== Activity ==
Within the records below, find each line with the word "value" and copy it out.

[Entries taken from a collection]
----------

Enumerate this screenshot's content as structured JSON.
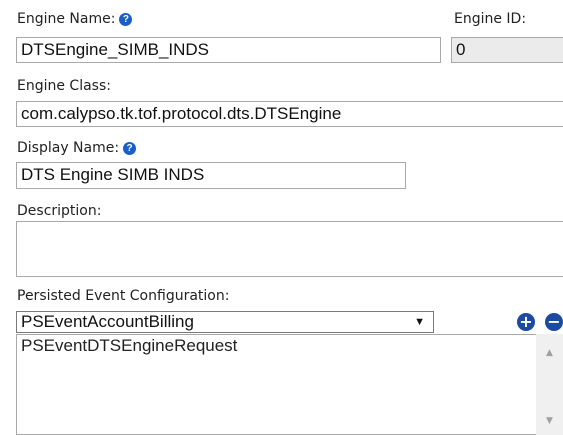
{
  "engine_name": {
    "label": "Engine Name:",
    "value": "DTSEngine_SIMB_INDS",
    "help_icon": "question-circle-icon"
  },
  "engine_id": {
    "label": "Engine ID:",
    "value": "0"
  },
  "engine_class": {
    "label": "Engine Class:",
    "value": "com.calypso.tk.tof.protocol.dts.DTSEngine"
  },
  "display_name": {
    "label": "Display Name:",
    "value": "DTS Engine SIMB INDS",
    "help_icon": "question-circle-icon"
  },
  "description": {
    "label": "Description:",
    "value": ""
  },
  "persisted_event": {
    "label": "Persisted Event Configuration:",
    "selected": "PSEventAccountBilling",
    "add_icon": "plus-circle-icon",
    "remove_icon": "minus-circle-icon",
    "items": [
      "PSEventDTSEngineRequest"
    ]
  },
  "colors": {
    "help_blue": "#1a5fc8",
    "action_blue": "#1c4aa0"
  }
}
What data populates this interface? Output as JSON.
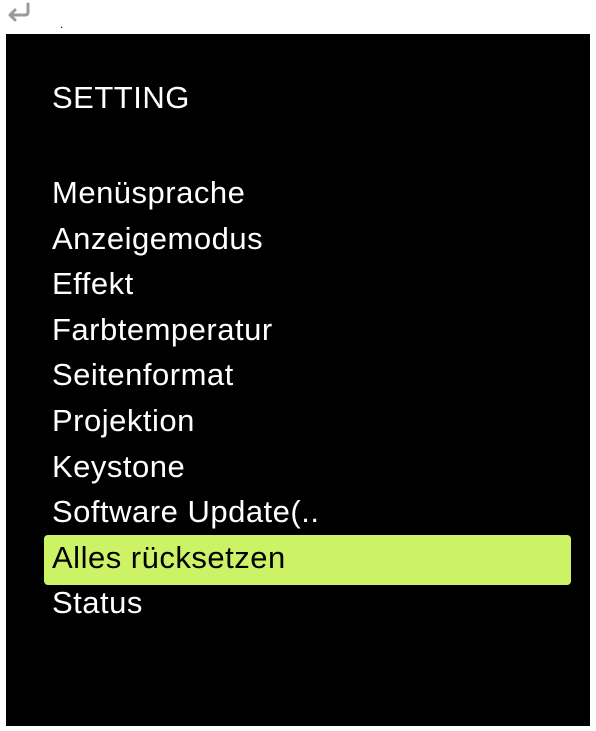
{
  "top": {
    "back_icon": "return-arrow-icon",
    "dot_text": "."
  },
  "menu": {
    "title": "SETTING",
    "items": [
      {
        "label": "Menüsprache"
      },
      {
        "label": "Anzeigemodus"
      },
      {
        "label": "Effekt"
      },
      {
        "label": "Farbtemperatur"
      },
      {
        "label": "Seitenformat"
      },
      {
        "label": "Projektion"
      },
      {
        "label": "Keystone"
      },
      {
        "label": "Software Update(.."
      },
      {
        "label": "Alles rücksetzen"
      },
      {
        "label": "Status"
      }
    ],
    "selected_index": 8
  },
  "colors": {
    "background": "#000000",
    "text": "#ffffff",
    "highlight": "#ccf266",
    "highlight_text": "#000000"
  }
}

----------

== Exercise response ==
    "value": "DTSEngine_SIMB_INDS",
    "value": "0"
    "value": "com.calypso.tk.tof.protocol.dts.DTSEngine"
    "value": "DTS Engine SIMB INDS",
    "value": ""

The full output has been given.